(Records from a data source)
◆ ◆ ◆

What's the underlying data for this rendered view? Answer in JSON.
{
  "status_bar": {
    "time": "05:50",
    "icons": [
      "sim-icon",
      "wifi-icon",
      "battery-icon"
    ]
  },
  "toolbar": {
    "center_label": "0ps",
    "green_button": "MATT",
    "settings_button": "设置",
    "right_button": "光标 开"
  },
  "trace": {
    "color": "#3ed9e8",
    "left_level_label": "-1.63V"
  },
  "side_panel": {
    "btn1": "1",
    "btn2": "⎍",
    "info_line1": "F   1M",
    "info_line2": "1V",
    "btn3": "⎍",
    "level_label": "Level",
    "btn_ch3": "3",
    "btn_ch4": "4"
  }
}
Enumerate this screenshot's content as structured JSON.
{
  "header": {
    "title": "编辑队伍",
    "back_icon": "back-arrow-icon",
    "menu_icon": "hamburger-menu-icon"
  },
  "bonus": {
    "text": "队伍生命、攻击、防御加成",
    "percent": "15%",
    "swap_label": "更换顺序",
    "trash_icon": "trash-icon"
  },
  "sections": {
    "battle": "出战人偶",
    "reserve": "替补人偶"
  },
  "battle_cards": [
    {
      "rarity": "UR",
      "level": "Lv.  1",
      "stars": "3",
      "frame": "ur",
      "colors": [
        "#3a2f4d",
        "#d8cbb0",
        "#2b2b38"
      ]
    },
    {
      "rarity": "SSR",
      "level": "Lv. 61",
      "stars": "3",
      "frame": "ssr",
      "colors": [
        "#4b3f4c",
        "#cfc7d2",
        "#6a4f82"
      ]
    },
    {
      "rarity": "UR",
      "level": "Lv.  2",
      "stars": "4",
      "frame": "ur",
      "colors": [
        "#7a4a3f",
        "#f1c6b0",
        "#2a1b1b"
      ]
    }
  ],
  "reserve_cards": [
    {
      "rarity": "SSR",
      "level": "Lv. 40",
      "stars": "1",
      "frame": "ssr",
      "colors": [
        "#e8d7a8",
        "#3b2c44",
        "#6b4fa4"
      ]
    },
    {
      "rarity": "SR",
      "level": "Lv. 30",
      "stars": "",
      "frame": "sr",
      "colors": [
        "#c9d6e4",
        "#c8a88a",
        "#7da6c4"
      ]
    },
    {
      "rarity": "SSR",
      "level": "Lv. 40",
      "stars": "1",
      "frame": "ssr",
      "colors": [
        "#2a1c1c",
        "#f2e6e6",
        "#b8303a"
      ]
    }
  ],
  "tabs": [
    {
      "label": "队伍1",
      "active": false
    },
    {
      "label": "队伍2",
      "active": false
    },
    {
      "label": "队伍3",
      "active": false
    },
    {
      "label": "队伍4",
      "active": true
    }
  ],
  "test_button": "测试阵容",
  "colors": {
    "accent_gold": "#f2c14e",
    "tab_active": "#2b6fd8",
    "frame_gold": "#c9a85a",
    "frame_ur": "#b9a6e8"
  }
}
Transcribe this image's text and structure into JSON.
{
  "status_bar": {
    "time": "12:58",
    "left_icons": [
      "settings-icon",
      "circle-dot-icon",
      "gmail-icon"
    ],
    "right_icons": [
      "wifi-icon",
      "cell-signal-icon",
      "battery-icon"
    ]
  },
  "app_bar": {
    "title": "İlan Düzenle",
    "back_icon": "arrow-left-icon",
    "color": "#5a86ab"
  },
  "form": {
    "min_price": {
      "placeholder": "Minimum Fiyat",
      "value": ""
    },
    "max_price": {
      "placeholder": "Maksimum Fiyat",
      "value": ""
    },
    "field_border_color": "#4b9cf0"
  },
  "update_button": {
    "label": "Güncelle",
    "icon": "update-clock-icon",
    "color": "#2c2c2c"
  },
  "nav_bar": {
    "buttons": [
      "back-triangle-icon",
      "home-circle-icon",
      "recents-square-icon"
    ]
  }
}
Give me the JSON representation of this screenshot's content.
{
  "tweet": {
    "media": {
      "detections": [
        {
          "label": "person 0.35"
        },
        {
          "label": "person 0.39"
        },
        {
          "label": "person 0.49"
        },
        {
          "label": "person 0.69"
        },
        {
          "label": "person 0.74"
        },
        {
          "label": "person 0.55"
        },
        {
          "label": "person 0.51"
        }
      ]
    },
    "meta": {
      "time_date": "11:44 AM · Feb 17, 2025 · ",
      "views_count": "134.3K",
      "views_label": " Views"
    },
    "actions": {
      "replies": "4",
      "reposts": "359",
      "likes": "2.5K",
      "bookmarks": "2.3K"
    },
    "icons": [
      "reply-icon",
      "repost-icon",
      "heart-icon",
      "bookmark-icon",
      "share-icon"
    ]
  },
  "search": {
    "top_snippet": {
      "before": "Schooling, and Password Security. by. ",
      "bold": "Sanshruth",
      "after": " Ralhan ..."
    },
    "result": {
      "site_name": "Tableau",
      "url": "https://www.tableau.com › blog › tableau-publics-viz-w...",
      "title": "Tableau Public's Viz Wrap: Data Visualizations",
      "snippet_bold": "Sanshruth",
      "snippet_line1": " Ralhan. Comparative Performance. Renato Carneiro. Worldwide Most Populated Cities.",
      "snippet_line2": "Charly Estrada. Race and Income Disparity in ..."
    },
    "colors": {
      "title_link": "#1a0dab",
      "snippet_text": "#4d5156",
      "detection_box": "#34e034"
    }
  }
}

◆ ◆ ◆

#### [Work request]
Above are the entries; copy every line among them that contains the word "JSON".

#### [Task result]
What's the underlying data for this rendered view? Answer in JSON.
Enumerate this screenshot's content as structured JSON.
Transcribe this image's text and structure into JSON.
Give me the JSON representation of this screenshot's content.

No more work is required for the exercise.